Intervention: Family presence during resuscitation
Comparators: Family not present during resuscitation
· Patient outcomes (short and long term): return of spontaneous circulation, survival (to hospital admission, hospital discharge/30-days, 3 months, 6 months, 1 year), survival with good neurological outcomes (at same time points), depression and anxiety.
· Family (or significant other) outcomes (short and long term): PTSD, coping, perception of the resuscitation, depression and anxiety amongst family members, complicated grief syndrome.
· Health care provider outcomes: perception of the resuscitation, performance, perceived futility in some circumstances, psychological stress including projection to provider’s own family.
Study Designs: Randomized controlled trials (RCTs) and non-randomized studies (non-randomized controlled trials, interrupted time series, controlled before-and-after studies, cohort studies) were included, and unpublished studies (e.g., conference abstracts, trial protocols) were excluded.

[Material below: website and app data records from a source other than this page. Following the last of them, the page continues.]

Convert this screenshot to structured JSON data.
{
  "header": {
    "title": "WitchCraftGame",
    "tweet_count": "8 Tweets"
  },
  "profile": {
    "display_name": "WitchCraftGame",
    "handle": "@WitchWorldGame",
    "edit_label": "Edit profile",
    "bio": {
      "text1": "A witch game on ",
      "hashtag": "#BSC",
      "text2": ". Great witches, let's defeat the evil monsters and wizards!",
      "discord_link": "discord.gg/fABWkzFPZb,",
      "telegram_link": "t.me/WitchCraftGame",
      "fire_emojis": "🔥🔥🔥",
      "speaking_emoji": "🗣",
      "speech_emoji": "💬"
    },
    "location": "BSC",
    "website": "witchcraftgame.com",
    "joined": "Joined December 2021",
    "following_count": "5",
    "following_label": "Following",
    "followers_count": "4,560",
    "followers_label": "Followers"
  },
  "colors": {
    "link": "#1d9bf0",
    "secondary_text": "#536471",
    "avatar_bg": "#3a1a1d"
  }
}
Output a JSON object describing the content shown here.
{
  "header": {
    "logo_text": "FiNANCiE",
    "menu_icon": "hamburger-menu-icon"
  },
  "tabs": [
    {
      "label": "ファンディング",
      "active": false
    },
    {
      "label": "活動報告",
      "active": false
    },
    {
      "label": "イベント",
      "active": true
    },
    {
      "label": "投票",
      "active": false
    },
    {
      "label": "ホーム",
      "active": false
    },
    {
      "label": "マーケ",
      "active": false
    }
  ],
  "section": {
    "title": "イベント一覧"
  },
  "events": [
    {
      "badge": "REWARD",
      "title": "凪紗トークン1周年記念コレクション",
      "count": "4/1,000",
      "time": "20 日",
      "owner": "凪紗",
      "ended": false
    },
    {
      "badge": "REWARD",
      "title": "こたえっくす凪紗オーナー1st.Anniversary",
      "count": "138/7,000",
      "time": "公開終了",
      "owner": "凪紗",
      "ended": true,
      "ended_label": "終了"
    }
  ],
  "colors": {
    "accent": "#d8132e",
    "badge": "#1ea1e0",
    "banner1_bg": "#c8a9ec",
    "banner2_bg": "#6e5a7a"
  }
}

Timeframe: All years and all languages were included as long as there was an English abstract.
PROSPERO Registration CRD42021242384
Included studies were from United States of America (n=7), United Kingdom (n=4), Iran (n=3); two studies each from Turkey, Australia, France, and Sweden; and one study each from Taiwan, Switzerland, Jordan, Ireland, Israel. One study spanned several Europe countries.
Patient care needs 10,81
Sample: Persons experiencing cardiac arrest care of a family member in any setting, both in and out of hospital.
Phenomena of Interest: Cardiac arrest care begins with collapse,
abnormal breathing, or physiologic monitor alarm and continues until the family member’s body is inaccessible or the family member’s status becomes more certain, that is, they
emerge from coma. The needs of families including formal and
informal services and tangible and intangible supports. This may include information, presence, resources, and follow-up.
Design: Meta-synthesis of research using interviews, focus group discussions, observation, and indepth or key informant interviews.
Evaluation: Narrative findings describing family members’
experience of cardiac arrest and any care needs, preferences, or wishes they express.
Research type: Qualitative research, and no time or language
Included studies were from United States of America (n=11), Sweden (n=8), United Kingdom (n=4), two studies each from France, Norway, Belgium, and one study each from Poland, Finland, Canada Hong Kong, Denmark, Korea, Australia, Japan, Iran, Spain and Switzerland.
This Guideline was developed under the processes outlined in Guideline 1.4. Evidence review included: review of the ILCOR systematic reviews and published CoSTRs (including peer-review and draft version on website).
Julie Considine, Kathryn Eastwood, Kevin Nation, Janet Bray, Judith Finn, Peter Morley, Jason Acworth, Tracy Kidd, Helen Liley, Marta Thio, Craig Ray, Andrew Tongs, Anthony Cameron
Guideline 10.6 August 2016